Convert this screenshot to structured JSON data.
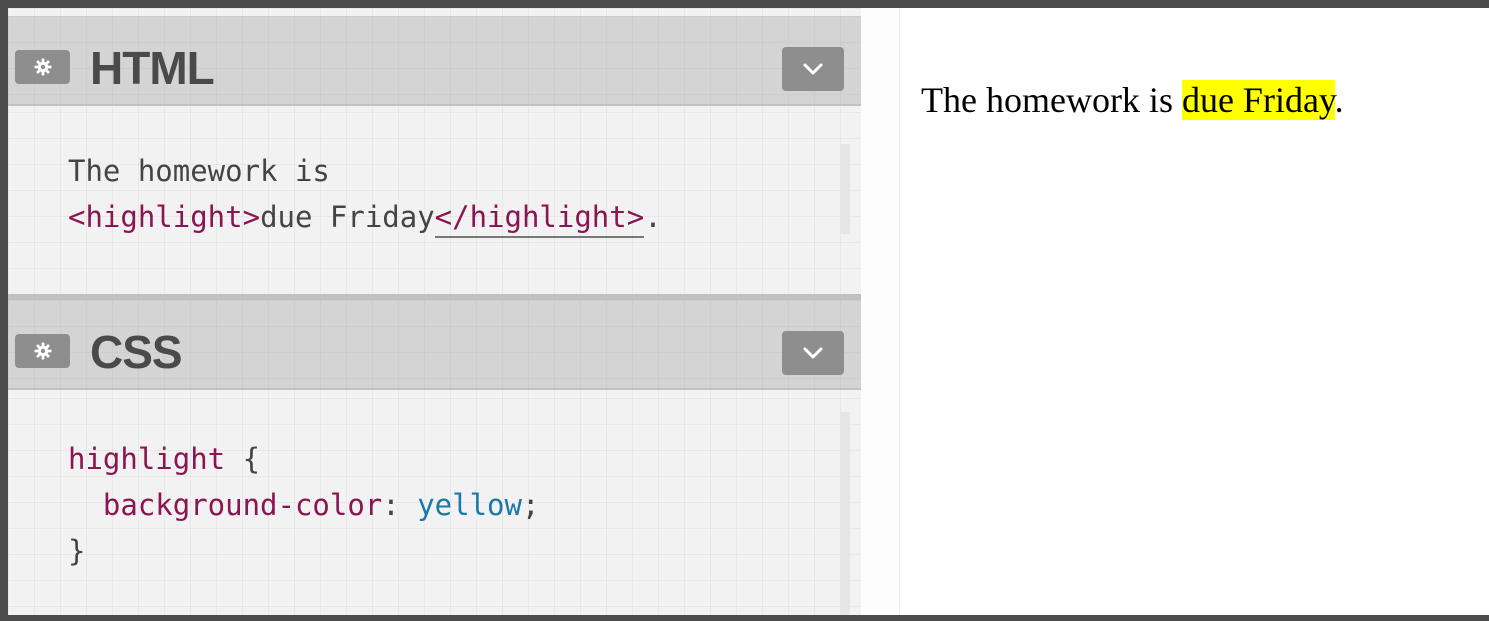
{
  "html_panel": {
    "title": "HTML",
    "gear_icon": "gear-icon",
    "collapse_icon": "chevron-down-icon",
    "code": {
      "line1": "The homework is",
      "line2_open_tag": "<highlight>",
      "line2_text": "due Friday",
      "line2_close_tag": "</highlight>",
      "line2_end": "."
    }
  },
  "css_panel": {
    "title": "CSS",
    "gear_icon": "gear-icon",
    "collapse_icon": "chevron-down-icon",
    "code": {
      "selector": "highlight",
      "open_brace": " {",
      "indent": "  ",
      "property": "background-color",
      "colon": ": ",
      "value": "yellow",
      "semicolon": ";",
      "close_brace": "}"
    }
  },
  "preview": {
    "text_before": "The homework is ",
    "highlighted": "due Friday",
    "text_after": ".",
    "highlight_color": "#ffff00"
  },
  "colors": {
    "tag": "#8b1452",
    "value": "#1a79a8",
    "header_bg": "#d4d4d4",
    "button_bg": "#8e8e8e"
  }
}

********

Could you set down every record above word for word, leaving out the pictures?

Convert this screenshot to structured JSON data.
{
  "html_panel": {
    "title": "HTML",
    "gear_icon": "gear-icon",
    "collapse_icon": "chevron-down-icon",
    "code": {
      "line1": "The homework is",
      "line2_open_tag": "<highlight>",
      "line2_text": "due Friday",
      "line2_close_tag": "</highlight>",
      "line2_end": "."
    }
  },
  "css_panel": {
    "title": "CSS",
    "gear_icon": "gear-icon",
    "collapse_icon": "chevron-down-icon",
    "code": {
      "selector": "highlight",
      "open_brace": " {",
      "indent": "  ",
      "property": "background-color",
      "colon": ": ",
      "value": "yellow",
      "semicolon": ";",
      "close_brace": "}"
    }
  },
  "preview": {
    "text_before": "The homework is ",
    "highlighted": "due Friday",
    "text_after": ".",
    "highlight_color": "#ffff00"
  },
  "colors": {
    "tag": "#8b1452",
    "value": "#1a79a8",
    "header_bg": "#d4d4d4",
    "button_bg": "#8e8e8e"
  }
}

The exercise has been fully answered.